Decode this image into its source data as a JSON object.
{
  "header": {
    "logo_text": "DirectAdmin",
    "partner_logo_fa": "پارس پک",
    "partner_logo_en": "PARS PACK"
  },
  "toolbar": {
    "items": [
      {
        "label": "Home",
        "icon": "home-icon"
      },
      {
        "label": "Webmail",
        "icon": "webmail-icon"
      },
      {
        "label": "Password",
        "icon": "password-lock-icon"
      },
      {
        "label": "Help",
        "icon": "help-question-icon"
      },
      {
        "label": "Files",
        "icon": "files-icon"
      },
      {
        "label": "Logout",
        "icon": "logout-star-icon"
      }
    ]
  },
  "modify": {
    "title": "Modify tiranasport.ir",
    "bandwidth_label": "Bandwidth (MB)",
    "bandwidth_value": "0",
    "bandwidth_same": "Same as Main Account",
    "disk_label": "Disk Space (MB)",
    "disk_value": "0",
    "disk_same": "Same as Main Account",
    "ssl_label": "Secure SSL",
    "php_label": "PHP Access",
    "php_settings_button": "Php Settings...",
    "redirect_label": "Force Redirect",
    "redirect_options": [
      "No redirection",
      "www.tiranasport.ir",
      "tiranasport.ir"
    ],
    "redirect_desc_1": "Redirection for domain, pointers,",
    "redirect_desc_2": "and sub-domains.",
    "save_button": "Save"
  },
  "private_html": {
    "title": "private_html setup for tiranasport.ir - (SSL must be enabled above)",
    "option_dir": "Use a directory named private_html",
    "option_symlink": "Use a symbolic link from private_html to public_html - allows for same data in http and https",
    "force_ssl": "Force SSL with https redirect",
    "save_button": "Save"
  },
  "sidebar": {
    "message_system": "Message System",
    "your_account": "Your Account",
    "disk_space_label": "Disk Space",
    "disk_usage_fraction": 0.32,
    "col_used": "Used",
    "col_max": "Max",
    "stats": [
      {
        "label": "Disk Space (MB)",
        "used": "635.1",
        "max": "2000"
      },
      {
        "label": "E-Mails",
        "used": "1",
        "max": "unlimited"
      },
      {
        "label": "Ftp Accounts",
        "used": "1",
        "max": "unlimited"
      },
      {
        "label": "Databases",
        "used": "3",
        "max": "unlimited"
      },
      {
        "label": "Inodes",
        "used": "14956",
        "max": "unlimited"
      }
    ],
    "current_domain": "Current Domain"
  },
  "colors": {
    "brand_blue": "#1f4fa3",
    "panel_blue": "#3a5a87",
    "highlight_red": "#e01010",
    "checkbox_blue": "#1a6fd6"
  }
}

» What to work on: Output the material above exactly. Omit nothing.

» Response:
Decode this image into its source data as a JSON object.
{
  "header": {
    "logo_text": "DirectAdmin",
    "partner_logo_fa": "پارس پک",
    "partner_logo_en": "PARS PACK"
  },
  "toolbar": {
    "items": [
      {
        "label": "Home",
        "icon": "home-icon"
      },
      {
        "label": "Webmail",
        "icon": "webmail-icon"
      },
      {
        "label": "Password",
        "icon": "password-lock-icon"
      },
      {
        "label": "Help",
        "icon": "help-question-icon"
      },
      {
        "label": "Files",
        "icon": "files-icon"
      },
      {
        "label": "Logout",
        "icon": "logout-star-icon"
      }
    ]
  },
  "modify": {
    "title": "Modify tiranasport.ir",
    "bandwidth_label": "Bandwidth (MB)",
    "bandwidth_value": "0",
    "bandwidth_same": "Same as Main Account",
    "disk_label": "Disk Space (MB)",
    "disk_value": "0",
    "disk_same": "Same as Main Account",
    "ssl_label": "Secure SSL",
    "php_label": "PHP Access",
    "php_settings_button": "Php Settings...",
    "redirect_label": "Force Redirect",
    "redirect_options": [
      "No redirection",
      "www.tiranasport.ir",
      "tiranasport.ir"
    ],
    "redirect_desc_1": "Redirection for domain, pointers,",
    "redirect_desc_2": "and sub-domains.",
    "save_button": "Save"
  },
  "private_html": {
    "title": "private_html setup for tiranasport.ir - (SSL must be enabled above)",
    "option_dir": "Use a directory named private_html",
    "option_symlink": "Use a symbolic link from private_html to public_html - allows for same data in http and https",
    "force_ssl": "Force SSL with https redirect",
    "save_button": "Save"
  },
  "sidebar": {
    "message_system": "Message System",
    "your_account": "Your Account",
    "disk_space_label": "Disk Space",
    "disk_usage_fraction": 0.32,
    "col_used": "Used",
    "col_max": "Max",
    "stats": [
      {
        "label": "Disk Space (MB)",
        "used": "635.1",
        "max": "2000"
      },
      {
        "label": "E-Mails",
        "used": "1",
        "max": "unlimited"
      },
      {
        "label": "Ftp Accounts",
        "used": "1",
        "max": "unlimited"
      },
      {
        "label": "Databases",
        "used": "3",
        "max": "unlimited"
      },
      {
        "label": "Inodes",
        "used": "14956",
        "max": "unlimited"
      }
    ],
    "current_domain": "Current Domain"
  },
  "colors": {
    "brand_blue": "#1f4fa3",
    "panel_blue": "#3a5a87",
    "highlight_red": "#e01010",
    "checkbox_blue": "#1a6fd6"
  }
}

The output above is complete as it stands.